If you do not pay the money, then Shopko can sue you. They will likely send you at least one, maybe more demand letters. Then, if you do not pay, if they are serious about collecting, then they will have to hire a (or pay an in-house) lawyer to sue you. They will have to pay a filing fee to file the lawsuit. There is a small chance of them spending good money to chase bad, but it is possible. If you want to try to avoid this, you could write them a letter and send them a check for a significant amount less (say $25), and tell them this is in full and final settlement of their demand. They may or may not accept this.
Since you are charged with a criminal offense, you need to hire a lawyer. You should discuss this with your criminal lawyer and follow that lawyer's advice.

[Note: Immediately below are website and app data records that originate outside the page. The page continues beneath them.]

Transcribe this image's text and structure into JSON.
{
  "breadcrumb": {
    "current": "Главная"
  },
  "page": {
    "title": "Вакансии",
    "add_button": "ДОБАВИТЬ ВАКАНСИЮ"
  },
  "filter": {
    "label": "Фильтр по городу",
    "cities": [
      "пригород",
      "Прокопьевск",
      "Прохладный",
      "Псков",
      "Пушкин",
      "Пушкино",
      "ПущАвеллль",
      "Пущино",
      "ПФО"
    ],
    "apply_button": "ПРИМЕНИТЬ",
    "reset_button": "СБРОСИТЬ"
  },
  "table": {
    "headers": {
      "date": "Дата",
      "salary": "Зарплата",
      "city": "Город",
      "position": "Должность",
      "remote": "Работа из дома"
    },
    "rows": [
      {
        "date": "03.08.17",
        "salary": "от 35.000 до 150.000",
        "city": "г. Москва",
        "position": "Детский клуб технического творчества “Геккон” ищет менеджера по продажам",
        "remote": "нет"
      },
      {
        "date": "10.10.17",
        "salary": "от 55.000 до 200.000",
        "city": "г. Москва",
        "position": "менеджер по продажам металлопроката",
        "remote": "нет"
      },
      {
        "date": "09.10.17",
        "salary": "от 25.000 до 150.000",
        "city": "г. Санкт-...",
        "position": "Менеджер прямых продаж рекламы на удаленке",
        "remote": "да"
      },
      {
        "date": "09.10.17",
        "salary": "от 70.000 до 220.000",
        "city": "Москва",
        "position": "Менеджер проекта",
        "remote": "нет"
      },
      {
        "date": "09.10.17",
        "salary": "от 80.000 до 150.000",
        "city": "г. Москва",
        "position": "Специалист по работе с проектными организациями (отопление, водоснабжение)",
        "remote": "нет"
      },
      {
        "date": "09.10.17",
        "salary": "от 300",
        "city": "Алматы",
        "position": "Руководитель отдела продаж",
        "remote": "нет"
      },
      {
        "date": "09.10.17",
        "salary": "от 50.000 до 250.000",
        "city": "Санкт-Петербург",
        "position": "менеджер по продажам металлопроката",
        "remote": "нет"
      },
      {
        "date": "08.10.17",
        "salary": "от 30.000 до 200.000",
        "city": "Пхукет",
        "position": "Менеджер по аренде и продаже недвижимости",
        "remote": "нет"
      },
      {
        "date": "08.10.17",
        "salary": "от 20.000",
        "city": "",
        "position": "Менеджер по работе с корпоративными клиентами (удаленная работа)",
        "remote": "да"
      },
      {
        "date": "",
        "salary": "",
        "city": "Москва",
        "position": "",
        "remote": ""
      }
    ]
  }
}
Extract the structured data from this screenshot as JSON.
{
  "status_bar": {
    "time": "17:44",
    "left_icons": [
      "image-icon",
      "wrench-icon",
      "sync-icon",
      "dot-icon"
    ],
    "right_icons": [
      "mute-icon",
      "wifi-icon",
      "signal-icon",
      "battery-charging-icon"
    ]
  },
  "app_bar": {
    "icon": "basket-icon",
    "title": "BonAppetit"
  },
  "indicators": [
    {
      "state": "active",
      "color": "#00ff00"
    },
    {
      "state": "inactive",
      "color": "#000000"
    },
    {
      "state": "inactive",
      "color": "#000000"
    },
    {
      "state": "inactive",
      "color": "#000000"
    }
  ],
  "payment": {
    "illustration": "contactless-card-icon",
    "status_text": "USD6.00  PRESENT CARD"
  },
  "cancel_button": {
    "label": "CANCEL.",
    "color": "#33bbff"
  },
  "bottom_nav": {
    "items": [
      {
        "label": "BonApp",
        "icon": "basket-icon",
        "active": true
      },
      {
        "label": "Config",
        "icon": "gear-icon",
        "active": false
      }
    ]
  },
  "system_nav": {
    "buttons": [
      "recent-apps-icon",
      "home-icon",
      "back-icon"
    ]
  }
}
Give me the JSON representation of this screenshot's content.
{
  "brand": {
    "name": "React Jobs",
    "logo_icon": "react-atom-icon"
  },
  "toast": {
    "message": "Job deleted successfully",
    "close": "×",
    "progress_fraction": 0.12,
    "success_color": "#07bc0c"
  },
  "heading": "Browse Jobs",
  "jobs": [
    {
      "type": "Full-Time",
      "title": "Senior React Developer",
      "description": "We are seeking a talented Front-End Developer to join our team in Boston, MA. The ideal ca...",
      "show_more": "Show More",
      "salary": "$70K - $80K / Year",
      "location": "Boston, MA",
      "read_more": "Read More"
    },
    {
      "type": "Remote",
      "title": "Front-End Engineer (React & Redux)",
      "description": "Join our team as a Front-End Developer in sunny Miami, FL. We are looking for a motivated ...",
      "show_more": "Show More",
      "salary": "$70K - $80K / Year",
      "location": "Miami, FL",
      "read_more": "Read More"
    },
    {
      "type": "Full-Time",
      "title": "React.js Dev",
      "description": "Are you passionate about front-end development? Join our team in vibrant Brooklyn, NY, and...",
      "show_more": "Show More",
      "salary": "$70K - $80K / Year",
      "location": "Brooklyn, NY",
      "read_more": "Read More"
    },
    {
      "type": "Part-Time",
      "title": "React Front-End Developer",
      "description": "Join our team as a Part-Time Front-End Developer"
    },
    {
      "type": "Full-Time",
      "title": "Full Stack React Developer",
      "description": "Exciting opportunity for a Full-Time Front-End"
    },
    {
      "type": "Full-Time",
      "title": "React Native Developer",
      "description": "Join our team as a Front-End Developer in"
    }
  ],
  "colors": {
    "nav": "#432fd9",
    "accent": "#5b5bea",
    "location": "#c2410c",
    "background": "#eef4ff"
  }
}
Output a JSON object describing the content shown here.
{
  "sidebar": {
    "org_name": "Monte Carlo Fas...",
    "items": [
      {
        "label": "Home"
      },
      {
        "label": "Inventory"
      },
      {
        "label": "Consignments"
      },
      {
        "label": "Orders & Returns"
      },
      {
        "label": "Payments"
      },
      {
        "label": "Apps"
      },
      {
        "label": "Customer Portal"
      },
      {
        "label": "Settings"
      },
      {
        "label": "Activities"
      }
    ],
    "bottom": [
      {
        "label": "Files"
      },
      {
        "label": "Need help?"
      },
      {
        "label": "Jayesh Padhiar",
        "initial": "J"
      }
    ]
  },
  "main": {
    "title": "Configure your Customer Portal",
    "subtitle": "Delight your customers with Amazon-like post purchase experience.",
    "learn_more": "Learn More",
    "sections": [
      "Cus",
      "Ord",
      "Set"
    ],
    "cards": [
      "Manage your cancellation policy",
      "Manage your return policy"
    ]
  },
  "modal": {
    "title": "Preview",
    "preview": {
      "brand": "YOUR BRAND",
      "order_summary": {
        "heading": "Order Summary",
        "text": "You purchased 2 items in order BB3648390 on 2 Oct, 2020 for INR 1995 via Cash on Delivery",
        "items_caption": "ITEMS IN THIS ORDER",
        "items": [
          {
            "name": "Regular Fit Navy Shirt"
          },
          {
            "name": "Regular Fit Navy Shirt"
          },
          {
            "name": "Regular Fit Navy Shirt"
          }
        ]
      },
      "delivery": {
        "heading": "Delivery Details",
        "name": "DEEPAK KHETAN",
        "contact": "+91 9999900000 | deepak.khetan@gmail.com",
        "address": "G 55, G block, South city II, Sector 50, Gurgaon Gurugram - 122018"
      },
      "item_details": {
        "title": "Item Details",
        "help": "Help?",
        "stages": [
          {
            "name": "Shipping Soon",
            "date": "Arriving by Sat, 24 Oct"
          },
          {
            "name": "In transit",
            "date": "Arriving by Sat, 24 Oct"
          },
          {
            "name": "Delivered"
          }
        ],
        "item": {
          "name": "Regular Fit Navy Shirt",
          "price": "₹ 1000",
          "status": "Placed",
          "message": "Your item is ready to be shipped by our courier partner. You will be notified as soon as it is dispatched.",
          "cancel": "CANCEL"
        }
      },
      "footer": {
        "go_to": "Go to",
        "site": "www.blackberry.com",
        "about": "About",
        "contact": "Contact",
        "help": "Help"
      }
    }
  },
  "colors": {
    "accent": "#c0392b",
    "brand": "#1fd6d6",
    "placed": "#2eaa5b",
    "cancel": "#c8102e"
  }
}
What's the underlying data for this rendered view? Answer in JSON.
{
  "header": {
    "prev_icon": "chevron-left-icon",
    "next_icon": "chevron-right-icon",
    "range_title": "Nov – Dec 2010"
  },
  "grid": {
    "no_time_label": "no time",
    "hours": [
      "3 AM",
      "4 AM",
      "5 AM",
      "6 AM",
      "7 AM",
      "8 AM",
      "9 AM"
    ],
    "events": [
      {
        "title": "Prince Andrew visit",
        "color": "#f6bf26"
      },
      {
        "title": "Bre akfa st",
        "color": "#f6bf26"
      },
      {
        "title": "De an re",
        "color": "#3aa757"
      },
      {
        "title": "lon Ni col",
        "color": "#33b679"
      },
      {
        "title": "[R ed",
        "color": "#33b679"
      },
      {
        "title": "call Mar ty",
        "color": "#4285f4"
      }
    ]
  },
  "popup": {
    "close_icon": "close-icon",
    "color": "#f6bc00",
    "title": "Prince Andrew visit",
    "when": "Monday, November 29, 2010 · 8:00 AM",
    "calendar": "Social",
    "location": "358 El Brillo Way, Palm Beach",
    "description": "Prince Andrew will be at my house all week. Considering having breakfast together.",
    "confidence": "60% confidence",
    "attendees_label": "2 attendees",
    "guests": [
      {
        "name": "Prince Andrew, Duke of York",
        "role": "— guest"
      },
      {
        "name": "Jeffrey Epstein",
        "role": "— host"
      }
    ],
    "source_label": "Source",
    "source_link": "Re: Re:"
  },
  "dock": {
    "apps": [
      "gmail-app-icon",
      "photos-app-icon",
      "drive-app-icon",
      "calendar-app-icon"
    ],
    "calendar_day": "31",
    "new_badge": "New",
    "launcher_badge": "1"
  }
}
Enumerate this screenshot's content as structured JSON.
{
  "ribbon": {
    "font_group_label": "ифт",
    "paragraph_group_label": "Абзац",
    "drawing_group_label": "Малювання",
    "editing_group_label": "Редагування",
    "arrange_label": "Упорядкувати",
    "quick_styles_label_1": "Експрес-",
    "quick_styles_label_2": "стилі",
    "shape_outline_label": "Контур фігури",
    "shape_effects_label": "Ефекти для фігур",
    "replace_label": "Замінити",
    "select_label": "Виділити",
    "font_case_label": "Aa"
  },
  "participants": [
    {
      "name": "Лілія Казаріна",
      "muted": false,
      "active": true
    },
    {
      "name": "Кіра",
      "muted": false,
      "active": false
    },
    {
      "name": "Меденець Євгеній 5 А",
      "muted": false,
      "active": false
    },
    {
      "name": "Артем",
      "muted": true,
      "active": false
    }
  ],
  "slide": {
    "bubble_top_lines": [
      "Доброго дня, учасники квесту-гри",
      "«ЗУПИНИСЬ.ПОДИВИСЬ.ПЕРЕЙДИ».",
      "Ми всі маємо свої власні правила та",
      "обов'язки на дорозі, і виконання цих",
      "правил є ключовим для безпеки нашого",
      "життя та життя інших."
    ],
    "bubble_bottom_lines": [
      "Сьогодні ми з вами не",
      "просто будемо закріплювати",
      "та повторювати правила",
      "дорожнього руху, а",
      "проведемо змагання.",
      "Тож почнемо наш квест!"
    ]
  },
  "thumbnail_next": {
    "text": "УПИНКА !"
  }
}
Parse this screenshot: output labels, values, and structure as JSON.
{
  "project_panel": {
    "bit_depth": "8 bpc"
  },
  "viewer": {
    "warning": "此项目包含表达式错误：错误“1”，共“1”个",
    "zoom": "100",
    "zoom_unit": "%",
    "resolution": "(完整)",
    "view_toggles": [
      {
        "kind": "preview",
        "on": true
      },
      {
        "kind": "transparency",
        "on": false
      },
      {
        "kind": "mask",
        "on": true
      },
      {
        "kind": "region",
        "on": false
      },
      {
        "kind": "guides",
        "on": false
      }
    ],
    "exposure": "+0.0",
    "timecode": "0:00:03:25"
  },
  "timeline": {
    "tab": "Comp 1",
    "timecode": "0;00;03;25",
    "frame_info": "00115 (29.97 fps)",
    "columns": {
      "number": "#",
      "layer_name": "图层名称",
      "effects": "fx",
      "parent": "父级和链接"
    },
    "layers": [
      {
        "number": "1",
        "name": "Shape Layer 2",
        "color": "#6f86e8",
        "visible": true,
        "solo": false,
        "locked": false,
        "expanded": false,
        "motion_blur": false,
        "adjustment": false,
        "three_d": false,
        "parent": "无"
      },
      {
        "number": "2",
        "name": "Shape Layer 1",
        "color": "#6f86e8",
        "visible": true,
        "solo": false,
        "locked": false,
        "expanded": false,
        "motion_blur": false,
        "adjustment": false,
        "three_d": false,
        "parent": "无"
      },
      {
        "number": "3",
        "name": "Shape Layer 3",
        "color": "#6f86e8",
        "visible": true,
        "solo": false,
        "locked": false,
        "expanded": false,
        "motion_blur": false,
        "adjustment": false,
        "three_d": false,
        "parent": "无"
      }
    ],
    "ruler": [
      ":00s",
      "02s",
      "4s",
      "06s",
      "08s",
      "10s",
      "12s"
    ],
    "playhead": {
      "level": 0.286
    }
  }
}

First, I would not send any check until the shoplifting offense is settled, otherwise you would be admitting guilt to the underlying offense, which you may otherwise have a defense for.
If the citation is only municipal, you would not face criminal charges, you will need to see where the return location of your ticket is (i.e. County Courthouse, most likely it is a criminal offense). Either way you would need an attorney. But given that you say it is an ordinance, I will accept it at face value that it is.
I would also doubt that shopko is going to sue you, even in small claims, for $490.00. I checked through computer court records, and they have not been a named plaintiff in Wisconsin in the last few years (they were involved in many as a garnishee, meaning someone who worked there was sued for something, and their paycheck was taken for payment-- so their involvement was a coincidence). Mostly because in Wisconsin, small claims matters do not allow you to recover actual attorney fees. Most likely, nothing will happen. However, if you want to insure you are safe send them a letter offering to settle the matter in total for $25 dollars and write in the memo section of your check "paid in full." Any limiting language on the check should serve to act as a civil defense, and the letter will stop them from using your offer to pay as an admission, as the evidence rules prevent offers of settlement to be used to infer guilt.